Local hemp growers and CBD stores are welcoming the U.S. Food and Drug Administration’s move in late July to tighten industry regulations — but some are wary the agency may overreach.
In late July, the FDA warned one CBD company that claimed its unapproved cannabidiol (CBD) products had major health benefits, such as the ability to treat cancer, Alzheimer’s disease and pain, as well as anxiety in pets. The FDA also shared that it's expediting work to "address the many questions about CBD." Local growers and sellers say they support these initiatives, but are concerned the FDA may end up limiting the industry.

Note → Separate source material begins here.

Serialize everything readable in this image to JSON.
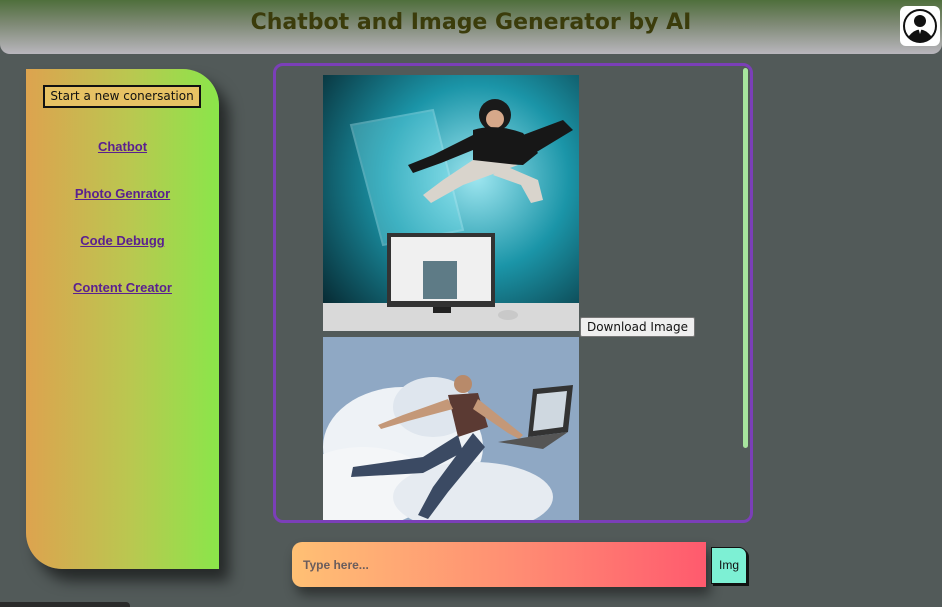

Local hemp farmer Robert Butler said he supports further regulations to clarify what businesses can and can’t do in the industry.
“When you go to the grocery store, you can count on your food being safe. But there is no regulation or oversight (of CBD) right now,” Butler said. “And the worst-case scenario is going to make people question the whole industry and whether it's worth it at all.”
The crackdown comes as the CBD market rapidly expands in the U.S.: It could top $23 billion by the mid-2020s, according to reporting from Forbes. Health claims of CBD products — which are sold as gummies, lotion, pills and much more — include its ability to alleviate pain, anxiety and opioid withdrawal symptoms.
But only one product has been approved by the FDA for medical use. The agency approved Epidiolex in 2018 to treat seizures resulting from two severe and rare forms of epilepsy, according to the FDA's website.
CBD, although also extracted from a hemp plant, is distinct from marijuana. It doesn’t have a high enough level of tetrahydrocannabinol (THC) — no more than the FDA-established level of 0.3% — to cause mind-altered effects like those associated with marijuana use.
Craig Sutherland, who manages Sutherland CBD locations in Duluth and Superior, said he hopes the FDA pushes out “phony companies” with its upcoming regulations. Some businesses don’t accurately label the amount of CBD in their products, he said.
Another local hemp farmer, Nicolette Slagle, is supportive of the FDA’s move, which she said was bound to happen with a growing industry.
“I do know that there are companies out there that are selling things that may not have been tested for their strength or that they're using extraction methods that may be harmful,” she said. “There has to be a way to monitor those kinds of things and control those kinds of things.”
Neither farmer will change their upcoming hemp harvesting and/or processing plans because of upcoming regulations, and Sutherland said none of his business operations will change either. They all said they already vet who they work with and have done sufficient product research.
While she's not making changes, Slagle said she's being especially careful to keep medical claims off her product's packaging. She's already started creating the product marketing material, as her plants will be ready to harvest in October from a farm just north of Duluth.
Butler said he hopes the FDA doesn’t go too far with new regulations, But he said there needs to be some regulations.
Some sellers market their products as a cure-all, which may lead to the strict rules and a loss of credibility — ultimately hurting the market, Butler said.
“Part of the problem is it might gain a reputation as a snake oil, where people are starting to claim it cures everything,” he said. “If you make those kinds of claims, you're gonna lose all your credibility and then the demand is going to drop.”
As the FDA develops guidelines, Slagle’s only fear is that small farms will be left on the wayside.
“There's a lot of people that are looking to make a lot of money off of it,” she said. “That's kind of my fear is that these corporations ... are going to be at the table when it comes to writing these regulations and make things more in favor of them versus smaller producers.”
Sutherland said he’s wary of big pharma influencing the FDA as new regulations are developed, but ultimately thinks they will be a good thing for the CBD industry. “As long as they make (regulations) fair, I’m OK with it.”